Is Your Boss(ware) Watching?
With more workers clocking in from home than ever before, employers have switched on monitoring systems to ensure that productivity continues apace. In a June 2020 Gartner study 26 percent of HR leaders confessed to using software or technology to track remote workers since the outset of the pandemic—up from 16 percent in April. More recently, one in five companies admitted to watching remote workers without their knowing.
Productivity tracking software or “bossware” is nothing new, and many major companies already use this technology, but the pandemic brought it into the home environment at greater scale, raising red flags for privacy experts. Whether at home or in the traditional workplace place, some programs involve the participation of the worker and require their consent to be monitored while others operate more like “stalkerware” and are invisible to those being watched.
Once installed, bossware can track anything from employee emails, employee travel or movement, and work computer usage. Some apps can take screenshots of worker computers, and conduct keystroke logging to register whether employees are staying on task.
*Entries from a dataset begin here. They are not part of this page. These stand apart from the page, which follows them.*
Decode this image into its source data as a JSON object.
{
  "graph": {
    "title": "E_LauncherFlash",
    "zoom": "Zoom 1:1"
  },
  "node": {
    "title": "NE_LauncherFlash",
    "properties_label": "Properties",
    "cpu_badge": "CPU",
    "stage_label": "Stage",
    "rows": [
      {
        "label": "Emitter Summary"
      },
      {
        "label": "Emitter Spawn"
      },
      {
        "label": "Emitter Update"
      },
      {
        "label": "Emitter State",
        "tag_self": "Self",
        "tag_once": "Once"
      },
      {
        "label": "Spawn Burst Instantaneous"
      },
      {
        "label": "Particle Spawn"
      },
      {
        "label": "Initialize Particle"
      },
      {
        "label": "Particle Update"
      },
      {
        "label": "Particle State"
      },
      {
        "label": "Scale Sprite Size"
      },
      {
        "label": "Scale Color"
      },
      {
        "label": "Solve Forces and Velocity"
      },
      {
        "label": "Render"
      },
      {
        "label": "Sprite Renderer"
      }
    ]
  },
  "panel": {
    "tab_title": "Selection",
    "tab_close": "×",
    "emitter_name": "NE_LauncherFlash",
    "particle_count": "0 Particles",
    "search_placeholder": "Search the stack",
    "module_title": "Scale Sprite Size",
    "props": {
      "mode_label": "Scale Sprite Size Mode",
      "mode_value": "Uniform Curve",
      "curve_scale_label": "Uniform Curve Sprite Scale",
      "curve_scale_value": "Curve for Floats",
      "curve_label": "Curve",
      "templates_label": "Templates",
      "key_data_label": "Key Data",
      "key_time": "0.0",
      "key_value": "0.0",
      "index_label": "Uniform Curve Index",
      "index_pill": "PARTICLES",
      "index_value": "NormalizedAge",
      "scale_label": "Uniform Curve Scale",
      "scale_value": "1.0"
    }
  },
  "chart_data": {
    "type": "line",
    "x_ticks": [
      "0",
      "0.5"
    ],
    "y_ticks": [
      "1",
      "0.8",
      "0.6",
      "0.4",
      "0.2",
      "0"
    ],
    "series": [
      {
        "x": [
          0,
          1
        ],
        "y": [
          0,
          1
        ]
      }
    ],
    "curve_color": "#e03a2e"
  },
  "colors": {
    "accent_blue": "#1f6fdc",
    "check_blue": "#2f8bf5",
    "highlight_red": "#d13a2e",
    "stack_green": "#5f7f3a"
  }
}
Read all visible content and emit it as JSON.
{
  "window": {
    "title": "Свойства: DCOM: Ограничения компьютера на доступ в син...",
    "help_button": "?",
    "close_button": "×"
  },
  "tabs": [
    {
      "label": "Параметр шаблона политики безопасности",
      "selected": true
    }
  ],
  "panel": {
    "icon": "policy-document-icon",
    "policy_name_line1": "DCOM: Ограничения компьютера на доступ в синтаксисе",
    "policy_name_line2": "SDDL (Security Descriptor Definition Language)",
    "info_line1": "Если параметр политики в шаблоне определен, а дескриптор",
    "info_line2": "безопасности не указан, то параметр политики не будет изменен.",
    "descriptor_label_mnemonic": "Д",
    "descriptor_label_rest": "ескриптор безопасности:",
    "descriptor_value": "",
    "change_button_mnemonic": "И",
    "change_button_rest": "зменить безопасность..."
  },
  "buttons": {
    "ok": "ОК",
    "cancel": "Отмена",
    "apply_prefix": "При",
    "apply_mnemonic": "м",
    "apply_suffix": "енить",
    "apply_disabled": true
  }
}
It’s not just about watching the clock, however. In addition to productivity monitoring, these services have additional benefits and functions, such as monitoring data security for remote workers, guarding against the theft of intellectual property, providing encrypted communication channels or platforms, and logkeeping and other tools that assist with regulatory compliance.
Companies undoubtedly have a right to protect their information security and intellectual security—as long as you are using company devices and you have consented to the surveillance, it would seem as though the use of bossware is fair game. But if you’re talking about your company monitoring you on your own personal laptop, tablet or phone on your home network that should be a different story.
One concern would be how this gathered data would then be used—could you guarantee it is only for security or productivity purposes? Is the data held safely on the other end? For instance, if your keystrokes are being monitored and you are entering in passwords, can you be sure that these are secured by the surveillance software and those monitoring it? (Indeed, some bossware specifically advertises its ability to capture workers’ passwords in order to provide access to private messages.)
What if screenshots are collected and also happen to capture sensitive data? Where is it stored and for how long? Do you have access to your own data once it is captured? If you have no idea you are being monitored how could you possibly be assured of this?
What’s more, if you are on your own device and it’s being monitored by your company, when workers are in their home environment using their devices for many different tasks and functions, how might there be limits placed on what is monitored and what isn’t?
What if the worker makes an offensive comment on a chat on a video game? What if their personal beliefs or relationships are not in line with company culture? What if they reveal health information that could put their job security at risk? When are these data points get used against you, and who decides which ones are reasonable?
We might also look at this issue as a matter of context. Industry norms, for instance, might play a role. So for some jobs such as in law enforcement you may sign something at onboarding to uphold certain standards of behavior even when off the clock. An employer holding you accountable to those standards in a remote work environment is completely reasonable. Or an Instacart shopper who is expected with a delivery but can no longer be tracked because they have turned off their phone. Those are reasonable bossware-observed breaches of conduct.
Now if the bossware uses predictive analytics to anticipate wrongdoing—for instance, you visit a website that is deemed inappropriate—and on this basis your human resources department has flagged you as a risk and your employer decides to deny your promotion, that could trigger legal ramifications. You have not actually done anything wrong, and this judgment was purely hypothetical.
What if they combine their own observations with employee data that was purchased from other sources to build a more complete profile on which to make human resources decisions—again, completely outside of your job performance? Or what if another family member borrows your device? Are you going to be judged on the basis of their online behaviors? The scenarios are endless and endlessly problematic.
Though it’s arguably not ethical, using bossware on workers’ own devices at home is still legal as of this moment—and with many analysts predicting a future of remote or at the very least hybrid work for many sectors, bossware is likely here to stay. It will be interesting to see how individuals and privacy advocates push for better protections in the coming months and years, and how our regulations and laws can keep employers from intruding too heavily into the home lives of their workers.